**TRY IT:** Your job is to retype the records exactly while dropping every picture.

App and web page records:
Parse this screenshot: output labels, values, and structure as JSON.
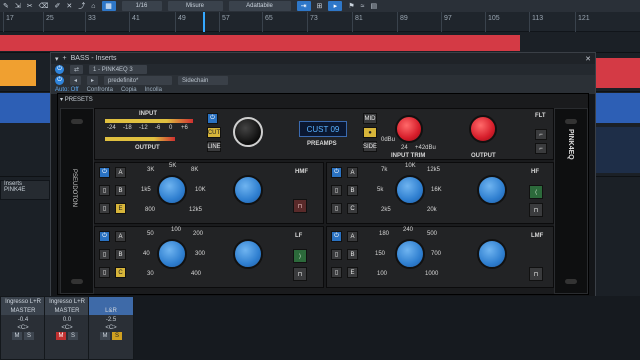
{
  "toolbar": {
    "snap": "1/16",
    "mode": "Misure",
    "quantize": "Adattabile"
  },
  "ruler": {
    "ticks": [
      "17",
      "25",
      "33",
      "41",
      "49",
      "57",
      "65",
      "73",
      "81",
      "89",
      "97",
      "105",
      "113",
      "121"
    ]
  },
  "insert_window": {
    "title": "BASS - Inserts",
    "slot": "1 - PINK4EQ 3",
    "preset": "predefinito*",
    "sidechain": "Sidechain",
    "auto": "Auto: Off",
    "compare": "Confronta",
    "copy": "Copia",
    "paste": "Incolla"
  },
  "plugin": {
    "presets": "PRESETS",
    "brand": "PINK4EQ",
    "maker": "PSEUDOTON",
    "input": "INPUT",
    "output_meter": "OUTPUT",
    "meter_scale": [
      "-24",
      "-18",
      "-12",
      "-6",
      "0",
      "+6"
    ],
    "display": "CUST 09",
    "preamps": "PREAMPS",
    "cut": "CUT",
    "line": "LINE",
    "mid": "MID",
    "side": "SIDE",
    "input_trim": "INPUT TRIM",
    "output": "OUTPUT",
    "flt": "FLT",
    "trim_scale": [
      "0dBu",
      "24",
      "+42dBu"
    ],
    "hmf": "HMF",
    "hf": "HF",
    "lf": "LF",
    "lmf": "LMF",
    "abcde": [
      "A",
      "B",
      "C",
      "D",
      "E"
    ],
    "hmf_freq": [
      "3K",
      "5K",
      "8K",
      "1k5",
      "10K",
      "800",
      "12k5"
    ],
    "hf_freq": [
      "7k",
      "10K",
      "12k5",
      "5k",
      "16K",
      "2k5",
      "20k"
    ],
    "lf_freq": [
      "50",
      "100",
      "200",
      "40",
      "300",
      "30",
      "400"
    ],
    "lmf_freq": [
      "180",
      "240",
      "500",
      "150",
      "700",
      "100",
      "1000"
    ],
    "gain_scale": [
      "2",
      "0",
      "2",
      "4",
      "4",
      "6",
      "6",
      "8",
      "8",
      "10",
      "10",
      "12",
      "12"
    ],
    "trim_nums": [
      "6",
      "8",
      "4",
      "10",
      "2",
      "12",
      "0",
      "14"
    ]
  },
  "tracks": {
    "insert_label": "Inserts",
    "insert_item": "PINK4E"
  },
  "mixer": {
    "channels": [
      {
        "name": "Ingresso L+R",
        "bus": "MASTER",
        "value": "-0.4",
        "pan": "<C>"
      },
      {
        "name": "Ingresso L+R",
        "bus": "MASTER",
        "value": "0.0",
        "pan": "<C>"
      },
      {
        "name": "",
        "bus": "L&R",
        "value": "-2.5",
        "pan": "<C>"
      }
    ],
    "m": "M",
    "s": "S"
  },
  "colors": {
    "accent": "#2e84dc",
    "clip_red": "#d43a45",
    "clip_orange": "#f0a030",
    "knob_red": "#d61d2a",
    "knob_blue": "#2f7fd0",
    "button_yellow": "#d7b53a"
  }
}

**ANSWER SPACE:**
Parse this screenshot: output labels, values, and structure as JSON.
{
  "toolbar": {
    "snap": "1/16",
    "mode": "Misure",
    "quantize": "Adattabile"
  },
  "ruler": {
    "ticks": [
      "17",
      "25",
      "33",
      "41",
      "49",
      "57",
      "65",
      "73",
      "81",
      "89",
      "97",
      "105",
      "113",
      "121"
    ]
  },
  "insert_window": {
    "title": "BASS - Inserts",
    "slot": "1 - PINK4EQ 3",
    "preset": "predefinito*",
    "sidechain": "Sidechain",
    "auto": "Auto: Off",
    "compare": "Confronta",
    "copy": "Copia",
    "paste": "Incolla"
  },
  "plugin": {
    "presets": "PRESETS",
    "brand": "PINK4EQ",
    "maker": "PSEUDOTON",
    "input": "INPUT",
    "output_meter": "OUTPUT",
    "meter_scale": [
      "-24",
      "-18",
      "-12",
      "-6",
      "0",
      "+6"
    ],
    "display": "CUST 09",
    "preamps": "PREAMPS",
    "cut": "CUT",
    "line": "LINE",
    "mid": "MID",
    "side": "SIDE",
    "input_trim": "INPUT TRIM",
    "output": "OUTPUT",
    "flt": "FLT",
    "trim_scale": [
      "0dBu",
      "24",
      "+42dBu"
    ],
    "hmf": "HMF",
    "hf": "HF",
    "lf": "LF",
    "lmf": "LMF",
    "abcde": [
      "A",
      "B",
      "C",
      "D",
      "E"
    ],
    "hmf_freq": [
      "3K",
      "5K",
      "8K",
      "1k5",
      "10K",
      "800",
      "12k5"
    ],
    "hf_freq": [
      "7k",
      "10K",
      "12k5",
      "5k",
      "16K",
      "2k5",
      "20k"
    ],
    "lf_freq": [
      "50",
      "100",
      "200",
      "40",
      "300",
      "30",
      "400"
    ],
    "lmf_freq": [
      "180",
      "240",
      "500",
      "150",
      "700",
      "100",
      "1000"
    ],
    "gain_scale": [
      "2",
      "0",
      "2",
      "4",
      "4",
      "6",
      "6",
      "8",
      "8",
      "10",
      "10",
      "12",
      "12"
    ],
    "trim_nums": [
      "6",
      "8",
      "4",
      "10",
      "2",
      "12",
      "0",
      "14"
    ]
  },
  "tracks": {
    "insert_label": "Inserts",
    "insert_item": "PINK4E"
  },
  "mixer": {
    "channels": [
      {
        "name": "Ingresso L+R",
        "bus": "MASTER",
        "value": "-0.4",
        "pan": "<C>"
      },
      {
        "name": "Ingresso L+R",
        "bus": "MASTER",
        "value": "0.0",
        "pan": "<C>"
      },
      {
        "name": "",
        "bus": "L&R",
        "value": "-2.5",
        "pan": "<C>"
      }
    ],
    "m": "M",
    "s": "S"
  },
  "colors": {
    "accent": "#2e84dc",
    "clip_red": "#d43a45",
    "clip_orange": "#f0a030",
    "knob_red": "#d61d2a",
    "knob_blue": "#2f7fd0",
    "button_yellow": "#d7b53a"
  }
}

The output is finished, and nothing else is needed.